12When using any compassThe arrow of a compass is also affected by metal- a van, knife, or even power lines can affect the use of your compassSafe Distances:High tension power lines: 55 metersVehicle: 10 metersSteel helmet: ½ meterTelephone wires or fence: 10 meters
13Compass CircleAzimuths (bearings) are given in degrees in a clockwise directionSince there are 360 degrees in a circle- an azimuth can be any number up to 360
15Sometimes the G-M is so small you may not have to worry about it.
16Pace Count The number of paces it takes you to cover 100 meters Pace can be affected by a number of factorsVisibility. Poor visibility, such as in fog, rain, or darkness, will shorten your pace.Clothing. Excess clothing and boots with poor traction affect the pace length.Surfaces. Sand, gravel, mud, snow, and similar surface materials tend to shorten the pace.
17Pace Count (Continued) Slopes. Your pace lengthens on a downslope and shortens on an upgrade. Keeping this in mind, if it normally takes you 120 paces to walk 100 meters, your pace count may increase to 130 or more when walking up a slope.Winds. A head wind shortens the pace and a tail wind increases it.Elements. Falling snow, rain, or ice cause the pace to be reduced in length.
18Pace Count (Continued) Determining Pace CountWalk a MEASURED 100 meter course and record your pace countCount only your left or right step- not bothWalk the Return of that 100 meter course and record your pace countAdd the two together, and divide the sum by two to get your average pace count on that terrainWork the Math1st Leg 121Return Leg 119Sum 240 / 2Average Pace100 Meters120
19Pace Count (Continued) Calculating a distance to travel is simply a matter of basic mathFor example, to walk 250 meters using the previous pace count of 120 paces takes 300 paces120 paces (100 meters)+ 60 paces (50 meters is 1/2 of 100 meters)300 paces (250 meters)
20Pace Count(Continued)The big problem in pacing is to maintain a straight line. At night, the average person tends to walk in a circleIn daylight, you should use a compass and steering points (well defined objects in your line of travel) towards which you can steer
21Pace Count (Continued) Keep track of the paces you have walked in the field. It is too easy to forget and be off course. Try using some of the following. For every 100 meters tryMove a bead on your pace counterPlace a mark in a notebookTie a knot in a stringPut a pebble in your pocket
22Pace Count (Continued) Suppose you want to pace off one kilometer (one kilometer is 1000 meters).Put ten pebbles in your right pocketWhen you go 100 meters, move one pebble to your left pocketWhen all ten pebbles are in your left pocket- you have gone one kilometer.Of course you could tie knots in a string- one for every 100 meters until you got ten also.

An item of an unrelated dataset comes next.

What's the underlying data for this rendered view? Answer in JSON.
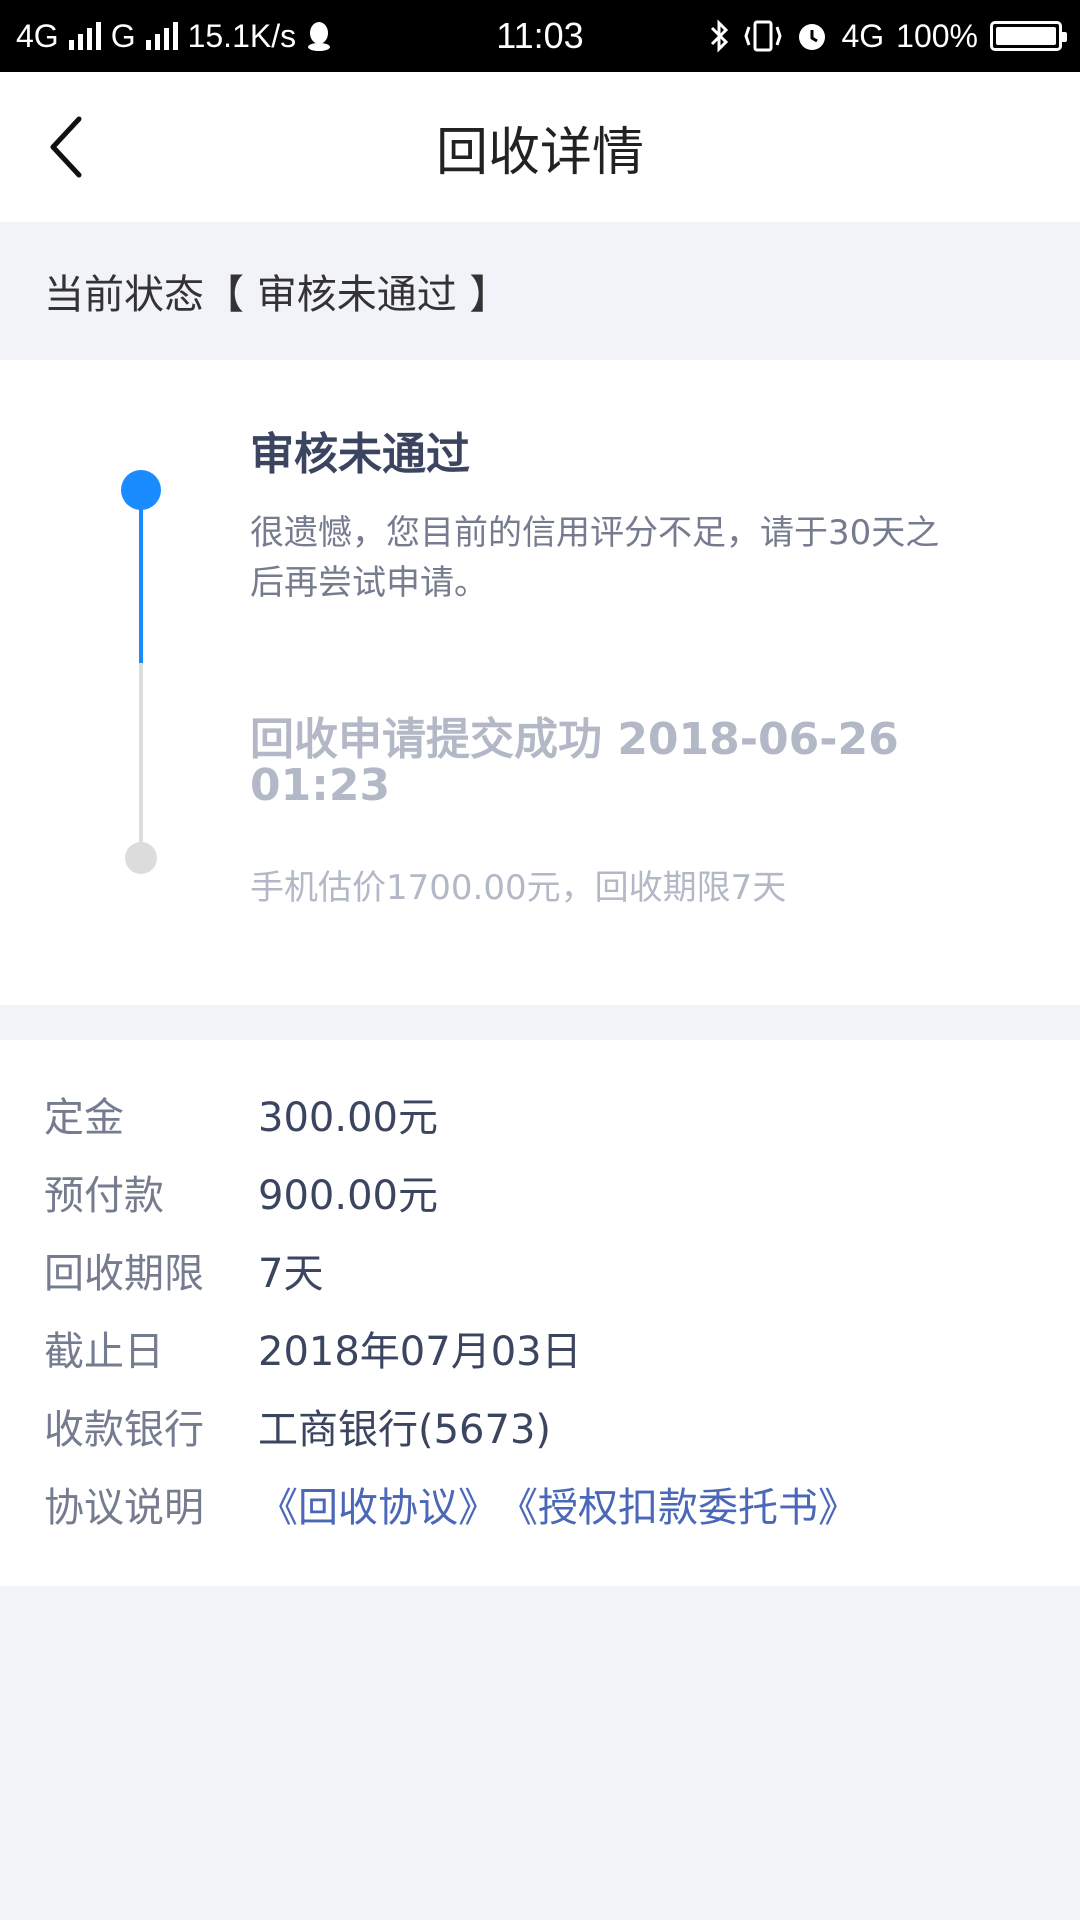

23Steering PointsIt is difficult to follow a straight line using only a compass because of a tendency to drift while walkingIt is best to pick out objects in the line of your azimuth and use them as steering points

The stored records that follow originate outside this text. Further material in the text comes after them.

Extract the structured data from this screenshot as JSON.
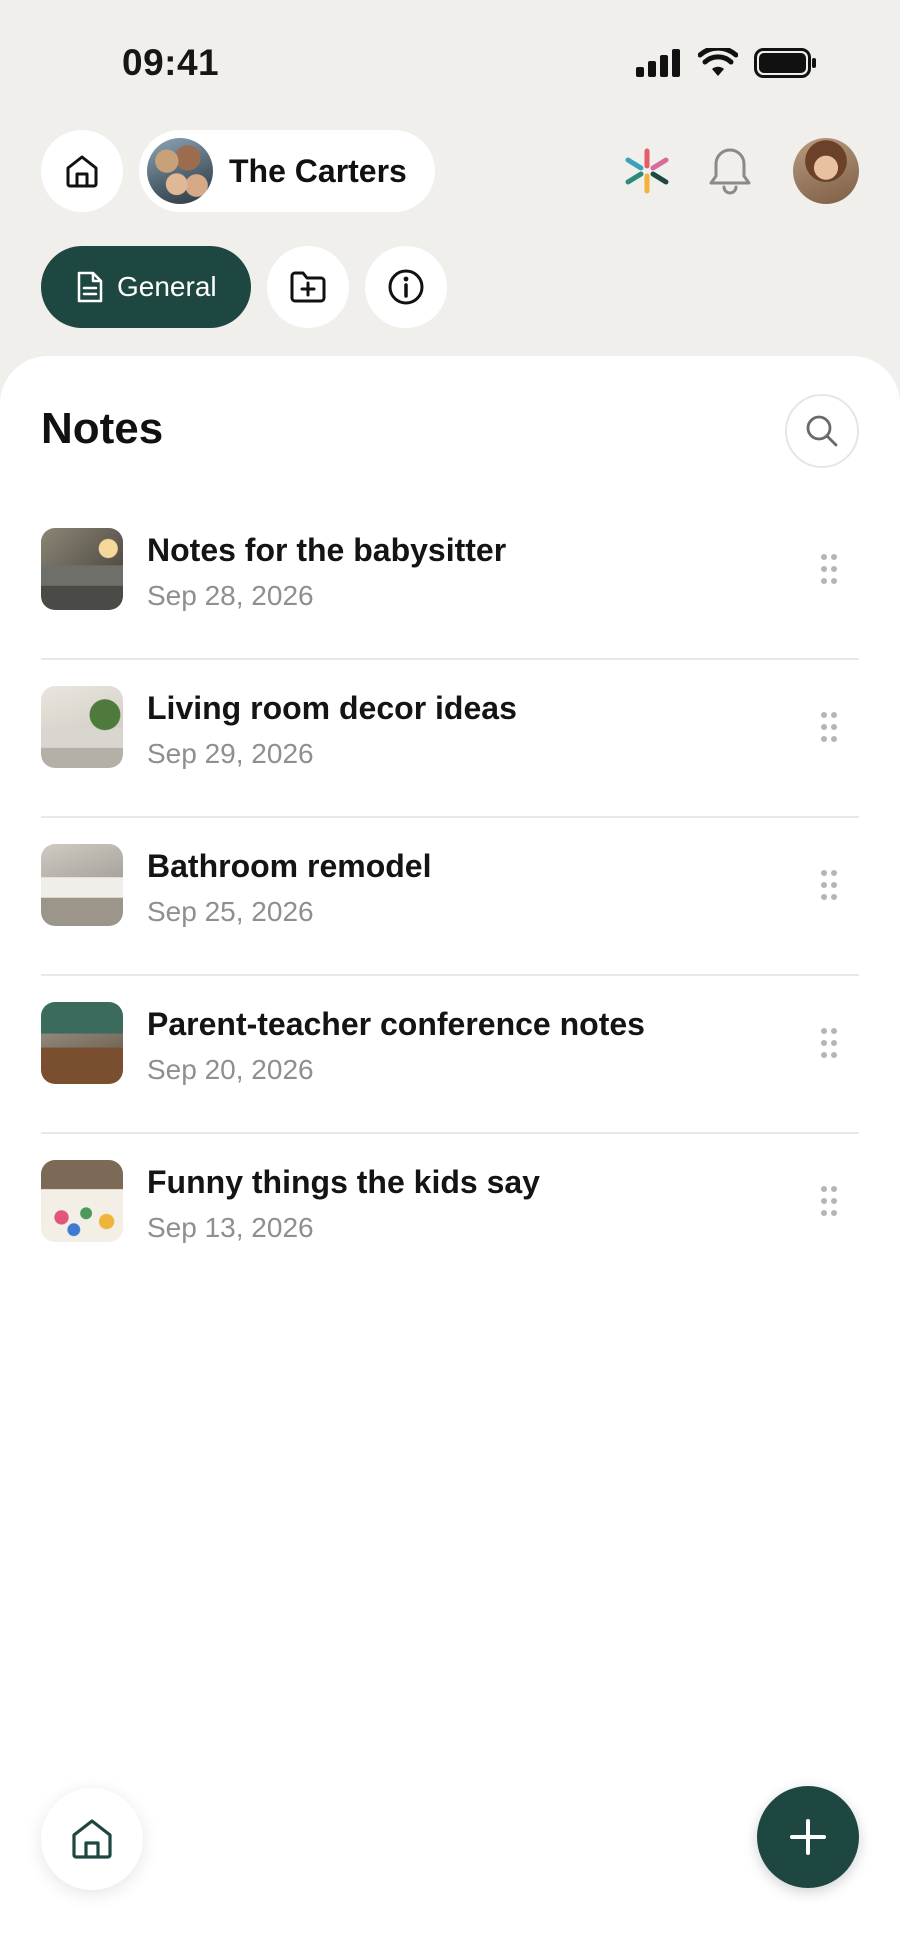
{
  "status_bar": {
    "time": "09:41"
  },
  "header": {
    "family_name": "The Carters"
  },
  "tabs": {
    "general_label": "General"
  },
  "notes": {
    "title": "Notes",
    "items": [
      {
        "title": "Notes for the babysitter",
        "date": "Sep 28, 2026"
      },
      {
        "title": "Living room decor ideas",
        "date": "Sep 29, 2026"
      },
      {
        "title": "Bathroom remodel",
        "date": "Sep 25, 2026"
      },
      {
        "title": "Parent-teacher conference notes",
        "date": "Sep 20, 2026"
      },
      {
        "title": "Funny things the kids say",
        "date": "Sep 13, 2026"
      }
    ]
  },
  "colors": {
    "accent": "#1e4741",
    "background": "#f1efec",
    "muted_text": "#8f8f8f"
  },
  "icons": [
    "home-icon",
    "sparkle-icon",
    "bell-icon",
    "document-icon",
    "folder-plus-icon",
    "info-icon",
    "search-icon",
    "drag-handle-icon",
    "plus-icon"
  ]
}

24Steering Points (Continued) Pick out a distinctive tree, bush, rock, land feature, etc. that is in line with your travel azimuthWalk to that point (remember your pace count) and shoot your azimuth and find another steering point
25Steering Points (Continued) Continue following your steering points until you reach your location.Be careful- distinctive features from a distance may be difficult to find as you move toward them.Pay close attention and mark your position and record your pace count at each stop in the event you have to go back.
26Steering Points (Continued) If there are no steering points or it is nightIn a team situation, put one person ahead where he/she may still communicate by voice or hand signal with the navigator.The navigator will shoot an azimuth and line up the person on point by directing them left or right until they mark the azimuth pathTravel to the point person and repeat the process
27Navigating Past an Obstacle Basically make a box around the obstacleAccuracy counts, especially around larger obstacles
28Only figure your straight line distance when walking around an obstacle.